_What the task asks_
Search the data below for the word "Помощь" and report how many lines contain it, with no added words.

--- Source material ---

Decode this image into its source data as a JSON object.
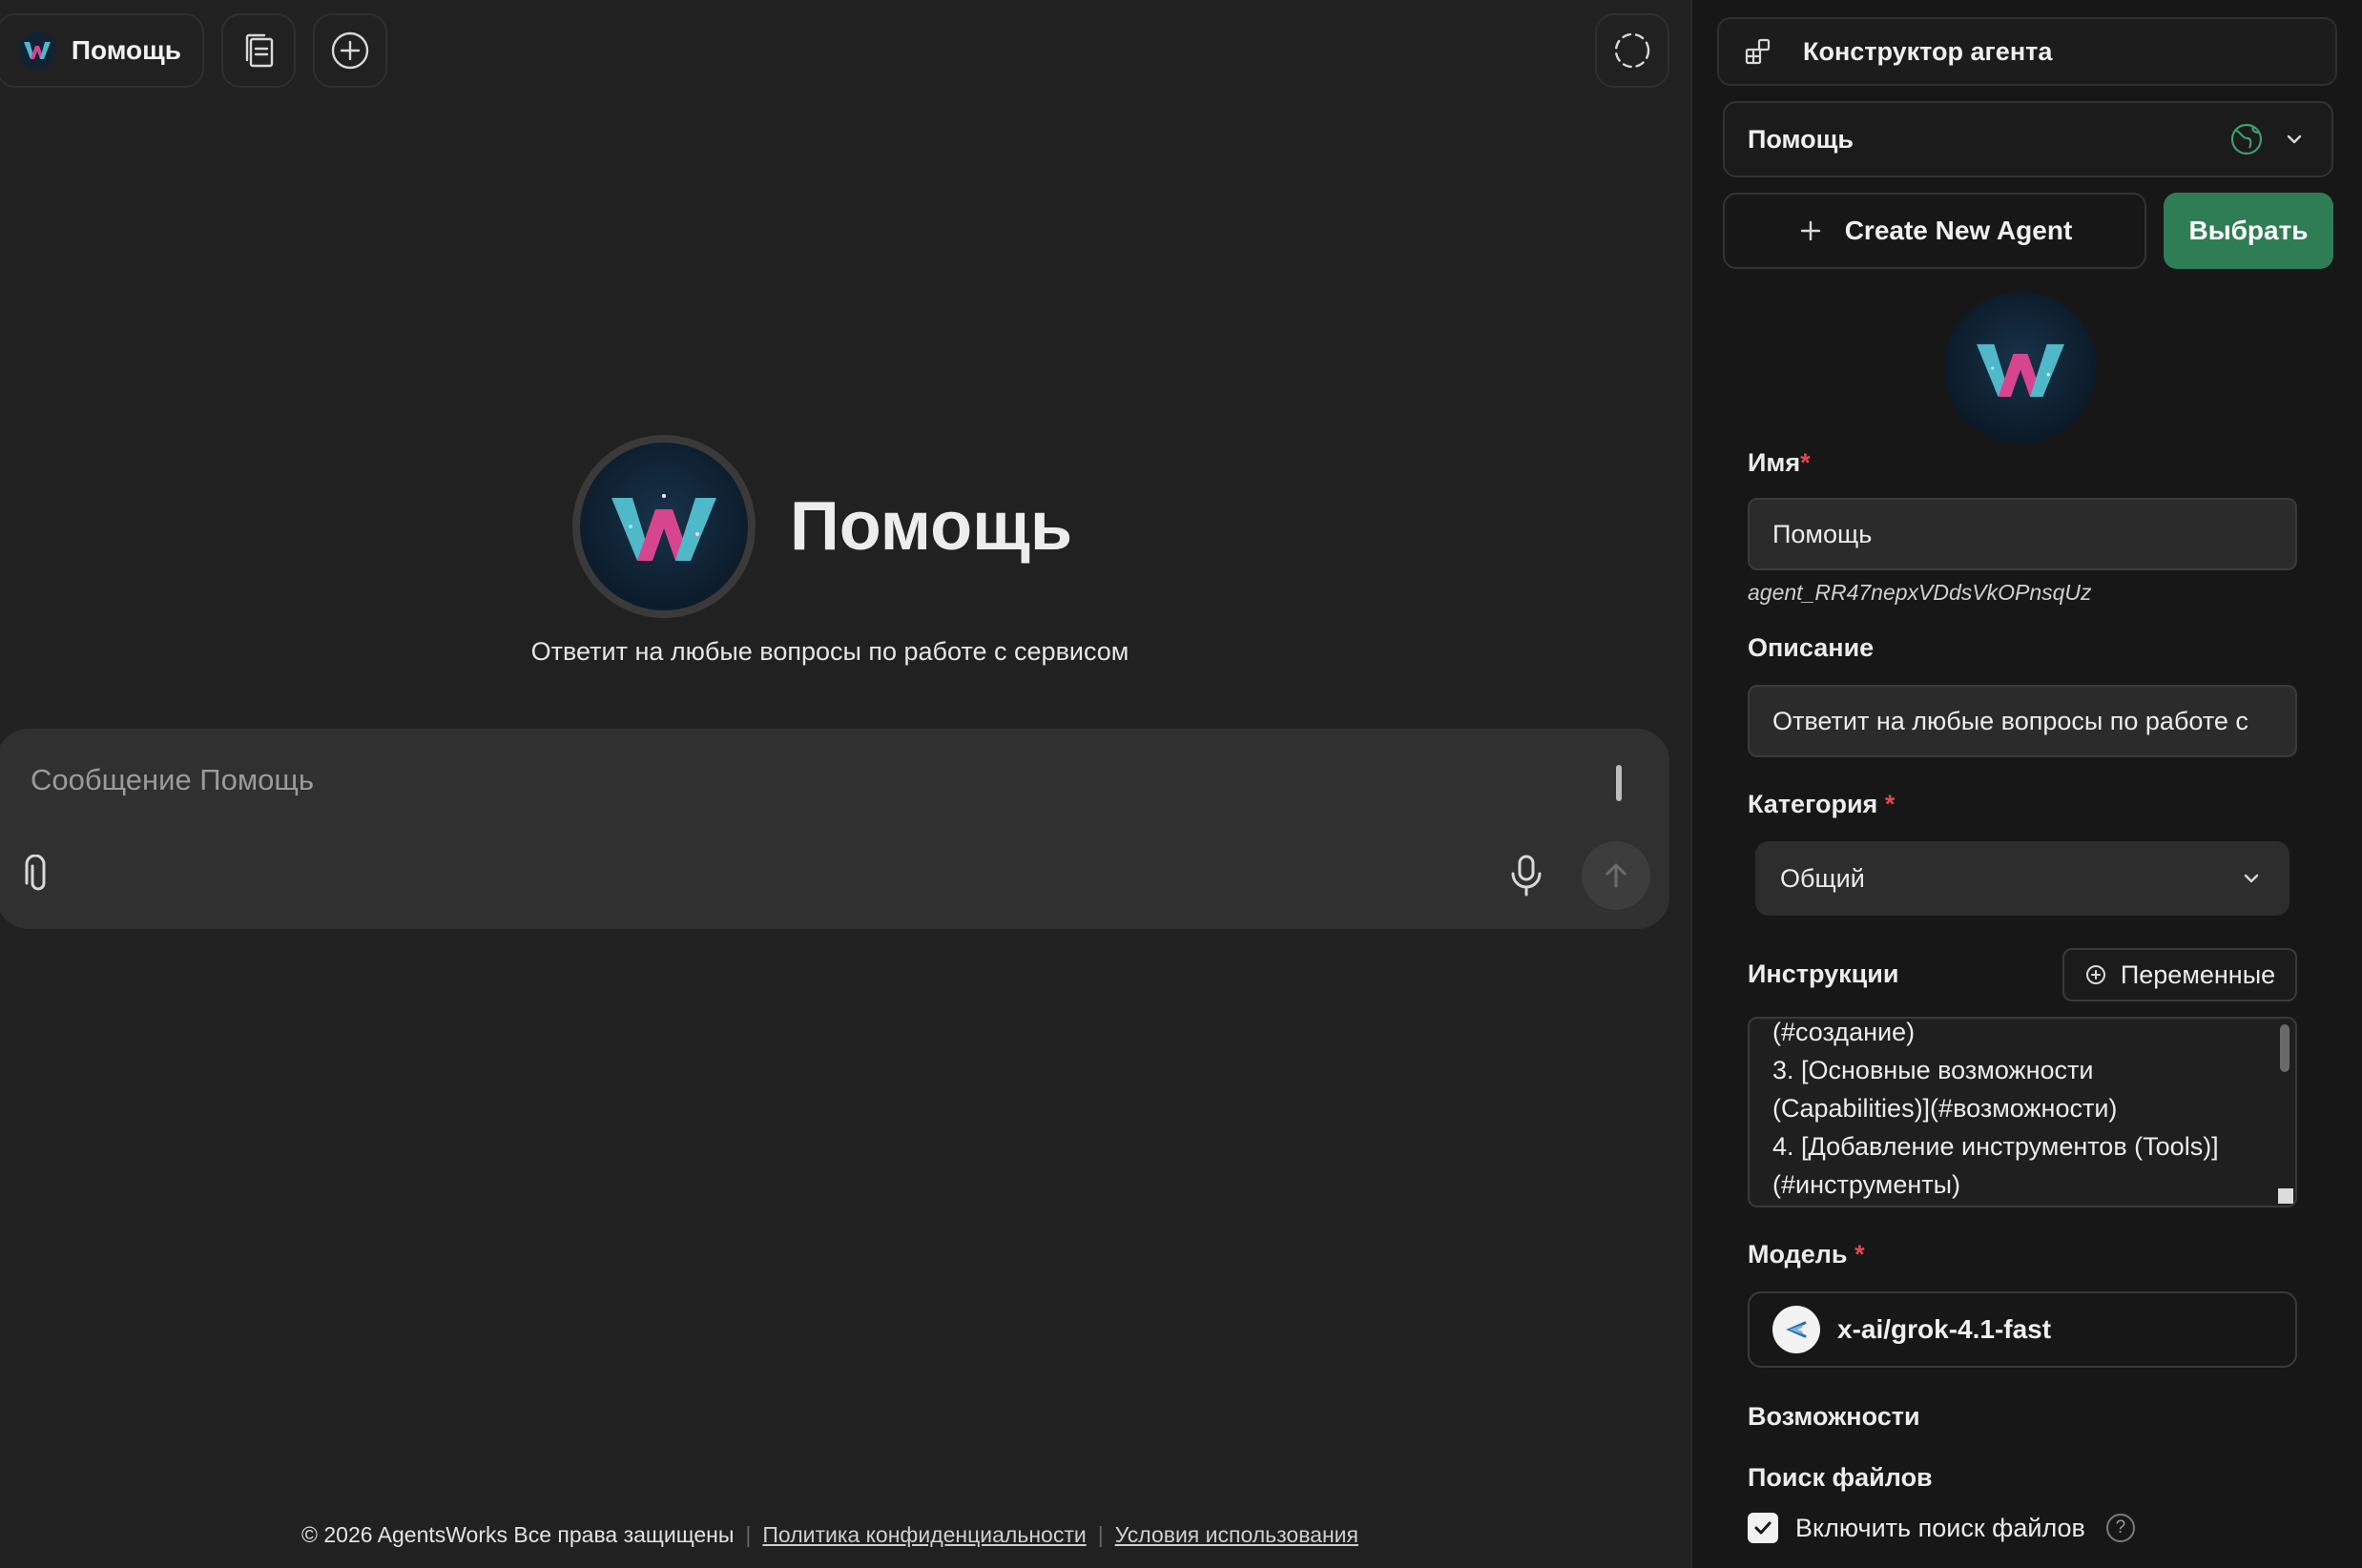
{
  "main": {
    "agent_pill": {
      "name": "Помощь"
    },
    "hero": {
      "title": "Помощь",
      "description": "Ответит на любые вопросы по работе с сервисом"
    },
    "composer": {
      "placeholder": "Сообщение Помощь"
    },
    "footer": {
      "copyright": "© 2026 AgentsWorks Все права защищены",
      "privacy": "Политика конфиденциальности",
      "terms": "Условия использования"
    }
  },
  "panel": {
    "header_title": "Конструктор агента",
    "agent_select": {
      "value": "Помощь"
    },
    "create_button": "Create New Agent",
    "choose_button": "Выбрать",
    "name": {
      "label": "Имя",
      "required": "*",
      "value": "Помощь"
    },
    "agent_id": "agent_RR47nepxVDdsVkOPnsqUz",
    "description": {
      "label": "Описание",
      "value": "Ответит на любые вопросы по работе с"
    },
    "category": {
      "label": "Категория",
      "required": "*",
      "value": "Общий"
    },
    "instructions": {
      "label": "Инструкции",
      "variables_button": "Переменные",
      "lines": [
        "(#создание)",
        "3.  [Основные возможности",
        "(Capabilities)](#возможности)",
        "4.  [Добавление инструментов (Tools)]",
        "(#инструменты)"
      ]
    },
    "model": {
      "label": "Модель",
      "required": "*",
      "value": "x-ai/grok-4.1-fast"
    },
    "capabilities_label": "Возможности",
    "file_search": {
      "label": "Поиск файлов",
      "checkbox_label": "Включить поиск файлов",
      "checked": true,
      "help": "?"
    }
  },
  "colors": {
    "background": "#212121",
    "panel": "#171717",
    "accent_green": "#2f7d55",
    "required": "#e24a4a"
  }
}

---

_Answer for the task_
5